The way things worked, we stews bid on monthly schedules and were awarded flights based on seniority. A newbie flying out of Chicago, I got the milk runs all over the midwest: Grand Rapids, Akron/Canton, Moline/Rock Island/Davenport, Allentown/Bethlehem, to name a few. The most senior girls might fly to the coast and back twice a week and have the rest of the days off; I always thought it would be a great career for an artist or writer, keeping bread on the table but leaving time to create. Every third month, even we newbies had an opportunity to fly to the big cities: Las Vegas, Los Angeles, San Francisco, Miami, and Denver. For this month we would be “on standby,” waiting for the call to substitute for a stew whose flight was delayed, who came down sick, whose uniform did not make it back in time from the cleaners, and so forth. Sometimes this meant subbing for more senior stews on their choicer flights.
That’s how I came to be celebrating my 21st birthday at Disneyland all by my lonesome (discounting the mobs of families with little children and teen couples on dates). Taking over for somebody on a flight to the coast, I had a day’s layover in LA, and chose to spend it at the Magic Kingdom. Here I was, finally legal to drink, but just try to find a cocktail lounge at Disneyland—it wasn’t going to happen!
Life at the “stew zoo” on West Higgins Road was exciting, with nonstop partying around the apartment complex where many airline personnel and other singles resided. I remember ending several festive evenings with steak and eggs at 2:00 a.m. I shared a room with Phyllis, a stew from my class who had been a dancer and Las Vegas showgirl before taking on this gig. Neither of us owned a car and had to call taxis to take us to O’Hare. Returning to the apartment was always dicey—cab drivers hated us for being the short-trip fare in a line of travelers seeking rides all the way into downtown Chicago.
My most painful moment as a stewardess: The time I came down with strep throat mid-circuit and had to recuperate in an airport motel in Philadelphia, croaking my hot tea orders to room service. I remember a particular sandwich order vividly; they made it up on toasted bread—I saw stars when trying to swallow.
My most embarrassing moment: The time I received my hotel wakeup call and put my head back down on the pillow and completely missed my flight! I had to deadhead back to Chicago later that day, tail between my legs. Come to think of it, that happened in Philadelphia as well. Bad news, that Philadelphia!

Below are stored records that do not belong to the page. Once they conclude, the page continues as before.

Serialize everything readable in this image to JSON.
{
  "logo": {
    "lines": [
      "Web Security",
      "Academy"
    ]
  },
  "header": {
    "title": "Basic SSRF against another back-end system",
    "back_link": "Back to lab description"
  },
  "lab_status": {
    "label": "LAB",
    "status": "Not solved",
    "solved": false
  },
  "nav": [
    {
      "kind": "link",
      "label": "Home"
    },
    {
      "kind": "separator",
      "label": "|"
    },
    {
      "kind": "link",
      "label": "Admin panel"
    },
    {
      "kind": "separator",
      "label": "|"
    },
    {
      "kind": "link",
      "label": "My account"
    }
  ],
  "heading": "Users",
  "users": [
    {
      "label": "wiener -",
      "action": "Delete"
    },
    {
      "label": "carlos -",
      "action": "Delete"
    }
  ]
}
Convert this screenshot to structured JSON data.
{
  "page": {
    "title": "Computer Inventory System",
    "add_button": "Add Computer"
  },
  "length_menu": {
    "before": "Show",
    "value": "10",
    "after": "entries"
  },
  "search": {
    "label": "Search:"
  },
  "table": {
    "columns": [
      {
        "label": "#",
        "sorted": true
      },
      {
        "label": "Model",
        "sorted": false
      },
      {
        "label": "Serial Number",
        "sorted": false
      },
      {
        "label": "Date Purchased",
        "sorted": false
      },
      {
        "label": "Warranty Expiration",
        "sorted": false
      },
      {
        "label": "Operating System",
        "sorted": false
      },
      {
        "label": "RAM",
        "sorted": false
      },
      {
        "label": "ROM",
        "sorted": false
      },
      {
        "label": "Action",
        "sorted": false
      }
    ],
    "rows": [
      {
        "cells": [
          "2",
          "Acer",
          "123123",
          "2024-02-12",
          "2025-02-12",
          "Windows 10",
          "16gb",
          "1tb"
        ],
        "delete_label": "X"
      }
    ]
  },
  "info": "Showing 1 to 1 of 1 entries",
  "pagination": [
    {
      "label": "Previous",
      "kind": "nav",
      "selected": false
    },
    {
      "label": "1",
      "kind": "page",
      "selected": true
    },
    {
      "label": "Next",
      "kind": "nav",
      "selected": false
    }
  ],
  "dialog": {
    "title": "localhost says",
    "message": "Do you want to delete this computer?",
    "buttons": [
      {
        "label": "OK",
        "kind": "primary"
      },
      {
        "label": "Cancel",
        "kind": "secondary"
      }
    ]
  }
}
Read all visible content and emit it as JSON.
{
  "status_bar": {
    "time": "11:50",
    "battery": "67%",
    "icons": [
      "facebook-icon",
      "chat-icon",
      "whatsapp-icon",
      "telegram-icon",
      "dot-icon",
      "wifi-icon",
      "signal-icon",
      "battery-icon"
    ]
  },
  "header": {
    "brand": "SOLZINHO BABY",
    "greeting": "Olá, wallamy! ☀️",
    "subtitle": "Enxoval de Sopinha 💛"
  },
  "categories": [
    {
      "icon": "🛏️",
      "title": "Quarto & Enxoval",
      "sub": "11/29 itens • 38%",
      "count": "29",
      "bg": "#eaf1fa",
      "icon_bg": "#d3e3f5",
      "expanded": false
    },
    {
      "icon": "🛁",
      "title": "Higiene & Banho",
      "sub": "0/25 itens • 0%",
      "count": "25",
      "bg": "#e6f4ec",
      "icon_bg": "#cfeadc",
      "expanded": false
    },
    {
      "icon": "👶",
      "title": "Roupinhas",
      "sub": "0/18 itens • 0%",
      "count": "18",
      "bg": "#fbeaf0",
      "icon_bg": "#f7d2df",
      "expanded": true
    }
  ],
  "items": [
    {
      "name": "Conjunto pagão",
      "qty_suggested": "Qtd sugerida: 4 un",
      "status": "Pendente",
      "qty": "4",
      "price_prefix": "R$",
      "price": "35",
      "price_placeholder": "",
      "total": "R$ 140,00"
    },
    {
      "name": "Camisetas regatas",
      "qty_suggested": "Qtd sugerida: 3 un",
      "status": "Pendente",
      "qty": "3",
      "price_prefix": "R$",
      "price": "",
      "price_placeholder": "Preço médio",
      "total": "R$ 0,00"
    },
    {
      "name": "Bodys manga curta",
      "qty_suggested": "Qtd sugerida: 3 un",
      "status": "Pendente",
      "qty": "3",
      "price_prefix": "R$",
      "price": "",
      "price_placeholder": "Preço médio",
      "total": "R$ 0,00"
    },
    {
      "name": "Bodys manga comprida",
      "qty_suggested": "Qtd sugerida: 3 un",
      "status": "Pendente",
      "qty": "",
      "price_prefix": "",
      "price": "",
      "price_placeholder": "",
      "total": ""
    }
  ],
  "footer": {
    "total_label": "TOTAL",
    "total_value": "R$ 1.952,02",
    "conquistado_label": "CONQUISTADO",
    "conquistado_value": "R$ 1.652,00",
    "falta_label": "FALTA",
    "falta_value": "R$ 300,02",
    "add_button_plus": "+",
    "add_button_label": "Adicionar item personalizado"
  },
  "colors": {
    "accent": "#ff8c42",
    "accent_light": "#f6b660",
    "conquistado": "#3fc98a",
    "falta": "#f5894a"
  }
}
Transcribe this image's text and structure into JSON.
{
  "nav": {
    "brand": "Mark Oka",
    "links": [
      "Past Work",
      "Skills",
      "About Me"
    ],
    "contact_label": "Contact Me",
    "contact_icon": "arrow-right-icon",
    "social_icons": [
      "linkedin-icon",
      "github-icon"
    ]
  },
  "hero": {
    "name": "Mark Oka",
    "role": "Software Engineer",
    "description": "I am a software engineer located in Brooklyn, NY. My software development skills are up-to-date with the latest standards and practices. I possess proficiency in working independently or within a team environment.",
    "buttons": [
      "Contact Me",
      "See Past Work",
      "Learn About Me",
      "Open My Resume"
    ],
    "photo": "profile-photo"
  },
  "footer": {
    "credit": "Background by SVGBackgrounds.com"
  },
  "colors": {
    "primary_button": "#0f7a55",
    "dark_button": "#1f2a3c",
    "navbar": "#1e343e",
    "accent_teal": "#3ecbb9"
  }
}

In the seven months I flew for United, I did indeed greet and serve interesting passengers. Aretha Franklin and her band flew with us out of Detroit; she was tiny then, and the bass fiddle warranted a seat of its own. One time Jets quarterback Joe Namath, giant rings on his fingers, sat in first class with his personal assistant, looking over a Time magazine feature about himself, and invited me and my fellow stew to “come visit him any time” in his New York apartment. I held hands and prayed with a little old lady flying for the very first time. I accompanied a boisterous Little League team and their chaperones on a Christmas day jaunt to Florida; when the pilot got on the mic and announced “there’s Cape Canaveral on the left,” EVERYBODY got up out of their seats to peer out the lefthand windows, and I swear the plane tilted with the sudden weight change.
I gave up all this excitement to get married, which I did on March 25, 1967. Years later, I was invited to become a party to a class action suit lodged against United on behalf of all those stews who were terminated because they got married. I opted out, acknowledging the truth that I left of my own free will to move to another town and march down the aisle.
I had always known my path would lead, not to a career in the friendly skies, but to my chosen life role: the supportive woman behind the great man. My poor unsuspecting husband!